*GOAL OF THE EXERCISE*
Drop the images; return everything else in the listing below exactly.
== EXTRACTED RECORDS ==
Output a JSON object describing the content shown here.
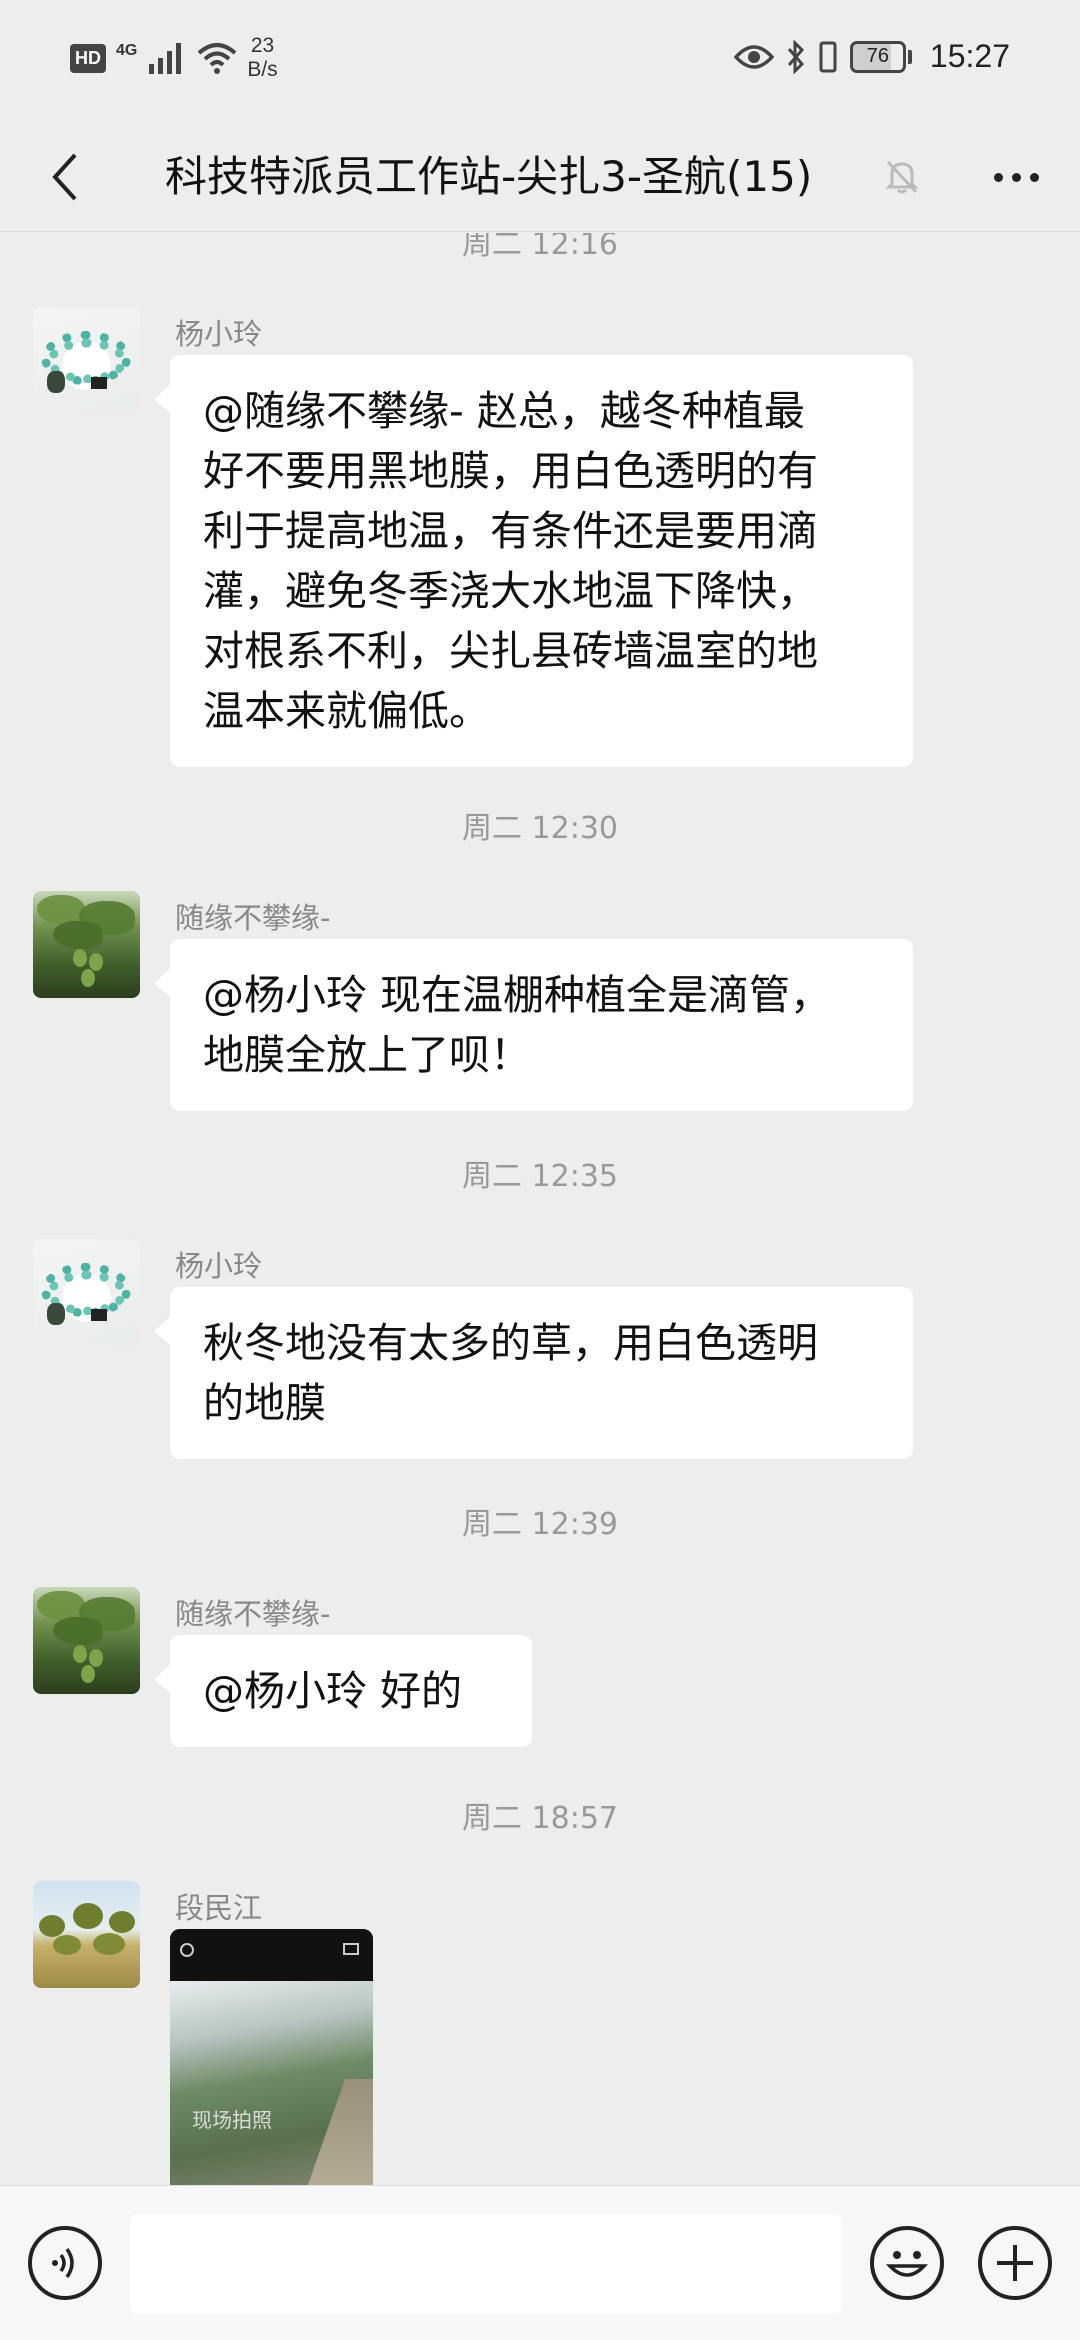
{
  "status_bar": {
    "hd": "HD",
    "network": "4G",
    "speed_value": "23",
    "speed_unit": "B/s",
    "battery": "76",
    "time": "15:27"
  },
  "header": {
    "title": "科技特派员工作站-尖扎3-圣航(15)"
  },
  "messages": [
    {
      "type": "timestamp",
      "text": "周二 12:16"
    },
    {
      "type": "text",
      "sender": "杨小玲",
      "avatar": "bracelet",
      "lines": [
        "@随缘不攀缘- 赵总，越冬种植最",
        "好不要用黑地膜，用白色透明的有",
        "利于提高地温，有条件还是要用滴",
        "灌，避免冬季浇大水地温下降快，",
        "对根系不利，尖扎县砖墙温室的地",
        "温本来就偏低。"
      ]
    },
    {
      "type": "timestamp",
      "text": "周二 12:30"
    },
    {
      "type": "text",
      "sender": "随缘不攀缘-",
      "avatar": "papaya",
      "lines": [
        "@杨小玲  现在温棚种植全是滴管，",
        "地膜全放上了呗！"
      ]
    },
    {
      "type": "timestamp",
      "text": "周二 12:35"
    },
    {
      "type": "text",
      "sender": "杨小玲",
      "avatar": "bracelet",
      "lines": [
        "秋冬地没有太多的草，用白色透明",
        "的地膜"
      ]
    },
    {
      "type": "timestamp",
      "text": "周二 12:39"
    },
    {
      "type": "text",
      "sender": "随缘不攀缘-",
      "avatar": "papaya",
      "lines": [
        "@杨小玲  好的"
      ]
    },
    {
      "type": "timestamp",
      "text": "周二 18:57"
    },
    {
      "type": "image",
      "sender": "段民江",
      "avatar": "trees",
      "watermark": "现场拍照"
    }
  ]
}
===
*SOLUTION TO THIS TASK*
Output a JSON object describing the content shown here.
{
  "status_bar": {
    "hd": "HD",
    "network": "4G",
    "speed_value": "23",
    "speed_unit": "B/s",
    "battery": "76",
    "time": "15:27"
  },
  "header": {
    "title": "科技特派员工作站-尖扎3-圣航(15)"
  },
  "messages": [
    {
      "type": "timestamp",
      "text": "周二 12:16"
    },
    {
      "type": "text",
      "sender": "杨小玲",
      "avatar": "bracelet",
      "lines": [
        "@随缘不攀缘- 赵总，越冬种植最",
        "好不要用黑地膜，用白色透明的有",
        "利于提高地温，有条件还是要用滴",
        "灌，避免冬季浇大水地温下降快，",
        "对根系不利，尖扎县砖墙温室的地",
        "温本来就偏低。"
      ]
    },
    {
      "type": "timestamp",
      "text": "周二 12:30"
    },
    {
      "type": "text",
      "sender": "随缘不攀缘-",
      "avatar": "papaya",
      "lines": [
        "@杨小玲  现在温棚种植全是滴管，",
        "地膜全放上了呗！"
      ]
    },
    {
      "type": "timestamp",
      "text": "周二 12:35"
    },
    {
      "type": "text",
      "sender": "杨小玲",
      "avatar": "bracelet",
      "lines": [
        "秋冬地没有太多的草，用白色透明",
        "的地膜"
      ]
    },
    {
      "type": "timestamp",
      "text": "周二 12:39"
    },
    {
      "type": "text",
      "sender": "随缘不攀缘-",
      "avatar": "papaya",
      "lines": [
        "@杨小玲  好的"
      ]
    },
    {
      "type": "timestamp",
      "text": "周二 18:57"
    },
    {
      "type": "image",
      "sender": "段民江",
      "avatar": "trees",
      "watermark": "现场拍照"
    }
  ]
}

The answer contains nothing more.